The two main diseases of vitamin D deficiency are osteomalacia in adults, and rickets in children. Osteomalacia is a general softening and weakening of the bones. Rickets is a disease found in children that involves deformities of the bones and stunted growth. Rickets was fairly common in Western countries until fortified dairy products began being produced in the early 20th Century. Now it is mostly confined to low income countries.

In addition to the two above mentioned diseases, there has been a lot of interest lately about vitamin D’s alleged cancer fighting effects, discovered through multiple studies. The picture, however, is not quite clear.

Cancer

Multiple studies have suggested a possible link between low vitamin D levels and overall cancer mortality, especially involving colon cancer and breast cancer.  One of the largest studies followed 4 million cancer patients in 13 different countries, and found the incidence and mortality higher amongst those in higher latitude (and thus, lower levels of sun exposure). Another metastudy found a decreased risk of colon cancer by 50% in those with higher levels of D.

But other studies have been conflicting.
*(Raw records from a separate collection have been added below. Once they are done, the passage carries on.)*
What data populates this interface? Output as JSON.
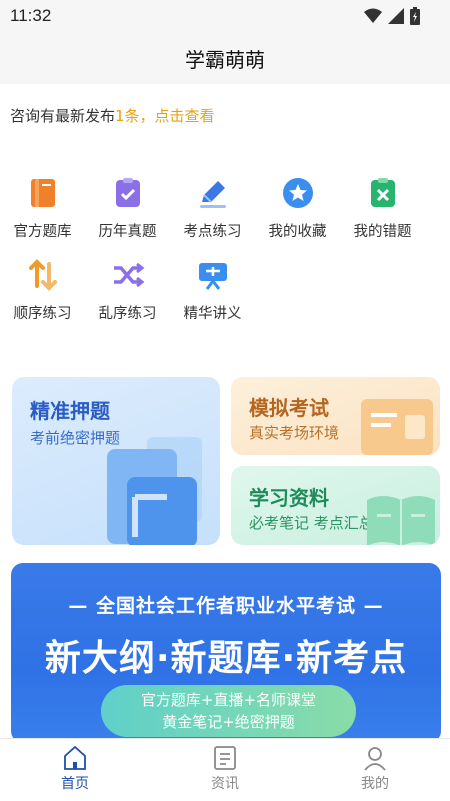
{
  "status_bar": {
    "time": "11:32"
  },
  "header": {
    "title": "学霸萌萌"
  },
  "notice": {
    "prefix": "咨询有最新发布",
    "highlight": "1条，点击查看"
  },
  "menu": [
    {
      "label": "官方题库",
      "icon": "book-icon"
    },
    {
      "label": "历年真题",
      "icon": "clipboard-check-icon"
    },
    {
      "label": "考点练习",
      "icon": "edit-pen-icon"
    },
    {
      "label": "我的收藏",
      "icon": "star-icon"
    },
    {
      "label": "我的错题",
      "icon": "wrong-x-icon"
    },
    {
      "label": "顺序练习",
      "icon": "sort-arrows-icon"
    },
    {
      "label": "乱序练习",
      "icon": "shuffle-icon"
    },
    {
      "label": "精华讲义",
      "icon": "lecture-icon"
    }
  ],
  "cards": {
    "prediction": {
      "title": "精准押题",
      "subtitle": "考前绝密押题"
    },
    "mock": {
      "title": "模拟考试",
      "subtitle": "真实考场环境"
    },
    "materials": {
      "title": "学习资料",
      "subtitle": "必考笔记 考点汇总"
    }
  },
  "banner": {
    "line1": "— 全国社会工作者职业水平考试 —",
    "line2": "新大纲·新题库·新考点",
    "pill_line1": "官方题库+直播+名师课堂",
    "pill_line2": "黄金笔记+绝密押题"
  },
  "tabs": [
    {
      "label": "首页",
      "active": true
    },
    {
      "label": "资讯",
      "active": false
    },
    {
      "label": "我的",
      "active": false
    }
  ],
  "colors": {
    "accent": "#e8a20e",
    "primary": "#2f6fd6",
    "tab_active": "#1f4fa8",
    "tab_inactive": "#888888"
  }
}
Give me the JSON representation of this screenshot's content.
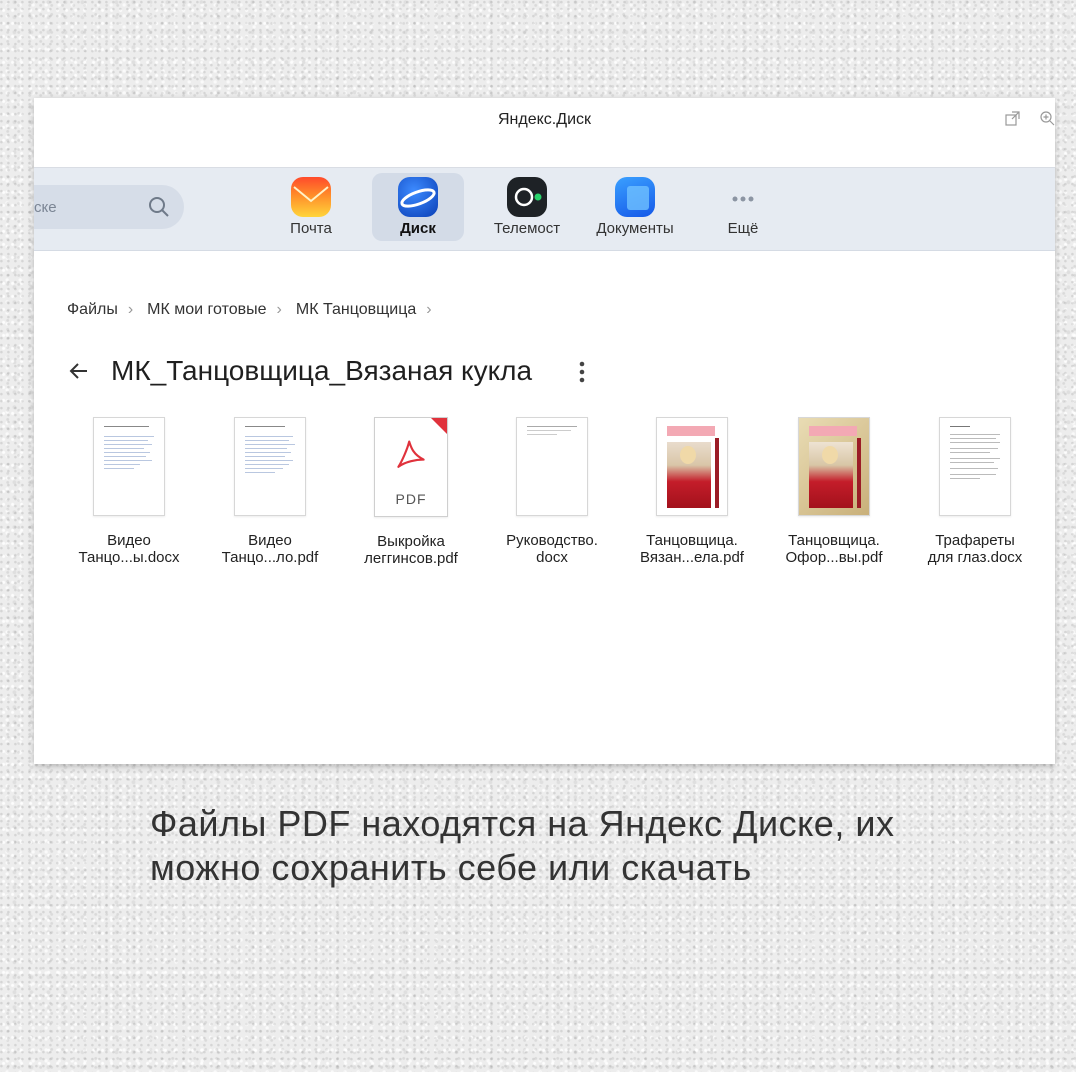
{
  "window": {
    "title": "Яндекс.Диск"
  },
  "appbar": {
    "search_placeholder": "ске",
    "apps": [
      {
        "label": "Почта",
        "icon": "mail-icon",
        "active": false
      },
      {
        "label": "Диск",
        "icon": "disk-icon",
        "active": true
      },
      {
        "label": "Телемост",
        "icon": "telemost-icon",
        "active": false
      },
      {
        "label": "Документы",
        "icon": "documents-icon",
        "active": false
      },
      {
        "label": "Ещё",
        "icon": "more-dots-icon",
        "active": false
      }
    ]
  },
  "breadcrumb": [
    "Файлы",
    "МК мои готовые",
    "МК Танцовщица"
  ],
  "folder": {
    "title": "МК_Танцовщица_Вязаная кукла"
  },
  "files": [
    {
      "line1": "Видео",
      "line2": "Танцо...ы.docx",
      "kind": "doc"
    },
    {
      "line1": "Видео",
      "line2": "Танцо...ло.pdf",
      "kind": "doc"
    },
    {
      "line1": "Выкройка",
      "line2": "леггинсов.pdf",
      "kind": "pdf",
      "badge": "PDF"
    },
    {
      "line1": "Руководство.",
      "line2": "docx",
      "kind": "blank"
    },
    {
      "line1": "Танцовщица.",
      "line2": "Вязан...ела.pdf",
      "kind": "photo"
    },
    {
      "line1": "Танцовщица.",
      "line2": "Офор...вы.pdf",
      "kind": "photo-gold"
    },
    {
      "line1": "Трафареты",
      "line2": "для глаз.docx",
      "kind": "text"
    }
  ],
  "caption": "Файлы PDF находятся на Яндекс Диске, их можно сохранить себе или скачать",
  "colors": {
    "accent": "#1a6ff5",
    "pdf_red": "#e0323c"
  }
}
A 2007 study by the US National Cancer Institute found no difference in cancer mortality in those with high levels of D, but it did find a decrease in colorectal cancer by 72%. And one study from 2006 showed a 43% decreased risk of pancreatic cancer, while another showed an increase in male smokers among those with higher levels of D.

Other Effects

There are at least some studies suggesting multiple other problems with deficiency. One of the possible vitamin D deficiency symptoms in men, for instance could be low sperm levels. There is also some potential indication of a link between vitamin D and diabetes, but in both these cases there is not enough evidence to draw firm conclusions.

Conclusion

So as it stands now, the evidence of a connection between vitamin D and cancer is not completely absent, but it isn’t clear either. The symptoms of vitamin D deficiency include mainly softening of the bones (osteomalacia) in adults, and rickets in children, although rickets is very rare these days in most Western countries. Taking a supplement of 600 IU per day may be a good idea if you don’t get enough sunlight, but whether this will decrease your cancer risk or not remains to be seen.

Resources

http://ods.od.nih.gov/factsheets/VitaminD-Consumer/